Growing Fruit Trees in Maine

apple trees in bloomBy Renae Moran, UMaine Extension Tree Fruit Specialist, and Glen Koehler, UMaine Associate Scientist/Integrated Pest Management

Fruit trees are grown for their attractive blossoms in spring, for their healthful fruit in the fall, or to have fruit bearing trees as part of a garden landscape. Another reason for maintaining a home orchard is to continue the cultivation of hard-to-find varieties that are no longer commercially available, such as Belle de Boskoop apples or Green Gage plums. Whatever the reason, a knowledge of the cultural requirements can prevent problems from occurring and add a new dimension to home gardening.

The purpose of this website is to provide the home orchardist with the knowledge to successfully grow fruit trees under the conditions that exist in Maine. Cultural practices for apple, pear, peach, cherry, plum, and apricot are described here. For additional information about growing plums, see Plum Production in Maine, Bulletin #2034, University of Maine Cooperative Extension. For information on growing peaches, see Growing Peaches in Maine, Bulletin #2068, University of Maine Cooperative Extension.

Orchards can be low maintenance or high maintenance depending on the desires of the gardener. When the goal is to produce a large supply of blemish-free fruit, an orchard will require annual care. Trees planted for aesthetics or as a source of food for wildlife require little or no care.

If you would like to know more about tree fruit production or other types of gardening, please contact the University of Maine Cooperative Extension or the Highmoor Farm or visit the UMaine Extension website.

The University of Maine Agriculture and Forest Experiment Station at the Highmoor Farm
P.O. Box 179
Monmouth, ME 04259
207.933.2100 ext. 105

University of Maine Cooperative Extension Administrative Offices
5741 Libby Hall
Orono, ME 04469-5741
1.800.287.0274 (in Maine)

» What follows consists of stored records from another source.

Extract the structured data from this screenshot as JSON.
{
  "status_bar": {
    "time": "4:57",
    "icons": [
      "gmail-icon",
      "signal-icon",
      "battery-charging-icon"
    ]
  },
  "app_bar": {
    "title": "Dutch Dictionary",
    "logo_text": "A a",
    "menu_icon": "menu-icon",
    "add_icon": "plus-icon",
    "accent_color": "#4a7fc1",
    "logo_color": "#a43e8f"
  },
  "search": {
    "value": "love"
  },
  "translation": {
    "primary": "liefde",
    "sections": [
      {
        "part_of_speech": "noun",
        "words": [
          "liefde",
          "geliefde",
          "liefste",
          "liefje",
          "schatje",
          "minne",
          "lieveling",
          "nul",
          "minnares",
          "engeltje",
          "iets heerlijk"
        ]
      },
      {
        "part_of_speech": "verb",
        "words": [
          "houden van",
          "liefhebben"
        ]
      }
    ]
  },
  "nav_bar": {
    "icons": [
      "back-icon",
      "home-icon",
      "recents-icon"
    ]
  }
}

Additional contributors: James Schupp, Majorie Peronto, and David Handley. The information presented here was generated from years of research at the agricultural experiment stations throughout the United States and other countries.